Elimination of CAVITATION No known material can withstand continuous cavitation without damage and eventual failure. The length of time it will take is a function of the fluid, metal type and severity of the cavitation. The greatest damage is caused by a dense pure liquid with high surface tension. Density governs the mass of the micro jet stream, and surface tension governs the jet velocity.
Cavitation Elimination Methods 1. Revised Process Conditions 2. Revised Valve 3. Gas Injection 4. Revised Installation
Cavitation Elimination Methods
Cavitation Elimination Methods…
FLASHING Cavitation occurs when P 2 ˃P V, while flashing takes place when P 2 ˂P V. Liquid flashes into vapour and stays in the vapour phase. The specific volume increases as liquid changes to vapour which in turn causes an increase in the fluid velocity. If enough vapour is formed, the resulting high velocities can erode metals. So the piping downstream of a valve needs to be much larger than the inlet-piping in order to keep the velocity keep the velocity of the stream low enough to prevent erosion.
SELECTION OF CONTROL VALVES 1. Need for a Control Valve 2. Collection of Process Data 3. Assigning Valve Pressure Drop 4. Control Valve Performance a. Valve characteristics b. Gain of control loop components like process, sensor, controller and valve gain. c. Process Nonlinearity d. Valve Rangeability e. Control Valve Sequencing f. Split-ranging or floating
SELECTION OF CONTROL VALVES… 5. Control Valve Sizing 6. Valve Actuator Selection a. Whether electrical, pneumatic or hydraulic b. Actuator Speed of Response c. Actuator power or torque d. Valve failure position (Fail safe operation) 7. Valve Positioner a. When not to use positioner b. To eliminate dead band c. Split range operation
SELECTION OF CONTROL VALVES… 8. Process Application Considerations a. High Pressure service b. High differential pressure usage c. Vacuum service d. High temperature service e. Low temperature service f. Cavitation and erosion g. Flashing and erosion h. Viscous and slurry service i. Leakage j. Small flow values k. Control valve noise l. Piping and installation considerations m. Climate and atmospheric corrosion

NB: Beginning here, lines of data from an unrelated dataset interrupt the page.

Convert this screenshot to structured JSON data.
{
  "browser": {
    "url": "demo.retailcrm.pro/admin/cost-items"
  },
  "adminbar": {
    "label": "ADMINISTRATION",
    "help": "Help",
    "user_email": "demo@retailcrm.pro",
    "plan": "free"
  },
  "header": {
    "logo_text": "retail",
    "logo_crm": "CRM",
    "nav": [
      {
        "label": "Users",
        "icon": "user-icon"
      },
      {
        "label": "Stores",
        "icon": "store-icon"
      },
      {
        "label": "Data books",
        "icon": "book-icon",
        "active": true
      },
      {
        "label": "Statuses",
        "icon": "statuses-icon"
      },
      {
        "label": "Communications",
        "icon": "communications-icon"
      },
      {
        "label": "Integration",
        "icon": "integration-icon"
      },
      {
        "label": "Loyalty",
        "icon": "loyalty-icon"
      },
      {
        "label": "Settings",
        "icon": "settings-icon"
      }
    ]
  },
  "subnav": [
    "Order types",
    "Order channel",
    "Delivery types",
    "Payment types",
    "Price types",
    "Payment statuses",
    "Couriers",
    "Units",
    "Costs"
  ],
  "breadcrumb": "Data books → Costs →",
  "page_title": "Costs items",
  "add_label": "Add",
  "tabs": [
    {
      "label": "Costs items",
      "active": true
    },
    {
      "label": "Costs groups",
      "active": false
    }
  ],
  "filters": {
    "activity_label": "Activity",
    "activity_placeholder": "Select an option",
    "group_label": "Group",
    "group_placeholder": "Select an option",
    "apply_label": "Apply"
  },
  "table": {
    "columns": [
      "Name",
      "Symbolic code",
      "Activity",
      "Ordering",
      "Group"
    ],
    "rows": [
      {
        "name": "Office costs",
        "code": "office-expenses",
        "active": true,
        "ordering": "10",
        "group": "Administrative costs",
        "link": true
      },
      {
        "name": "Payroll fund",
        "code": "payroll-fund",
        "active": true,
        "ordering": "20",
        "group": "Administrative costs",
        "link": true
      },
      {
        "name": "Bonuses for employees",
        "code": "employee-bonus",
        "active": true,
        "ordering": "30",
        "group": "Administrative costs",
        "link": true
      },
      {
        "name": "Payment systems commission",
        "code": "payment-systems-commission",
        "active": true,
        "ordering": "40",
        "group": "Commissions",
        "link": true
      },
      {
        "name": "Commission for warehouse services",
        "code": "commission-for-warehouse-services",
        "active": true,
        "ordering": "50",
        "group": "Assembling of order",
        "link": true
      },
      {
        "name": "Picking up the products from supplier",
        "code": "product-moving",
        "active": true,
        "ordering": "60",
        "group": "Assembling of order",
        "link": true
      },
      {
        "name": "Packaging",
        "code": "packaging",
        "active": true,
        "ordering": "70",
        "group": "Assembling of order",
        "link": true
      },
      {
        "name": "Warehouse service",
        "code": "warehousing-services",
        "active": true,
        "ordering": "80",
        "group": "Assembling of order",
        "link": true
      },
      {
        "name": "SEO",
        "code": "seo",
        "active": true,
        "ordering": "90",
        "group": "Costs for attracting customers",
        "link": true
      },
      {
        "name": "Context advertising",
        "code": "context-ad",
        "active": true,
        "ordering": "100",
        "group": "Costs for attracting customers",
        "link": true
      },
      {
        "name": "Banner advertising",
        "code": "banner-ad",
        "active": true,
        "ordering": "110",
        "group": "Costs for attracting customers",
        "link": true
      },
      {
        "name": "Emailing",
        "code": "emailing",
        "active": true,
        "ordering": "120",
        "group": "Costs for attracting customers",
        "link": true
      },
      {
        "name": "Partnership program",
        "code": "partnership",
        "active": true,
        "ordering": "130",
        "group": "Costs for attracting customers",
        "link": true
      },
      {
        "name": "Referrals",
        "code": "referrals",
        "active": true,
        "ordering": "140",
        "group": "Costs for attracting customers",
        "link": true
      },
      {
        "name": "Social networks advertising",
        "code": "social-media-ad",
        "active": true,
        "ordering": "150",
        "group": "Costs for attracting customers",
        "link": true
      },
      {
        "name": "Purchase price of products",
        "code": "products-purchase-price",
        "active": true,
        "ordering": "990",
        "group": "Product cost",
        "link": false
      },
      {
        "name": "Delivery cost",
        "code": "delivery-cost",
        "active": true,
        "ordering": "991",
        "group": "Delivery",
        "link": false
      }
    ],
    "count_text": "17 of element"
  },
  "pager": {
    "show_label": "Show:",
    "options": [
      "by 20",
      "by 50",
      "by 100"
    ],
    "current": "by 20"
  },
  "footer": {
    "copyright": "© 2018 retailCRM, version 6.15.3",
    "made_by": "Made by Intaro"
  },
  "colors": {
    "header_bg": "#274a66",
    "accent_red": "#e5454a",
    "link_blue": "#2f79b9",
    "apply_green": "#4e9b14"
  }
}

SELECTION OF CONTROL VALVES… 9.Control Valve Specification form 10.Test report and test specification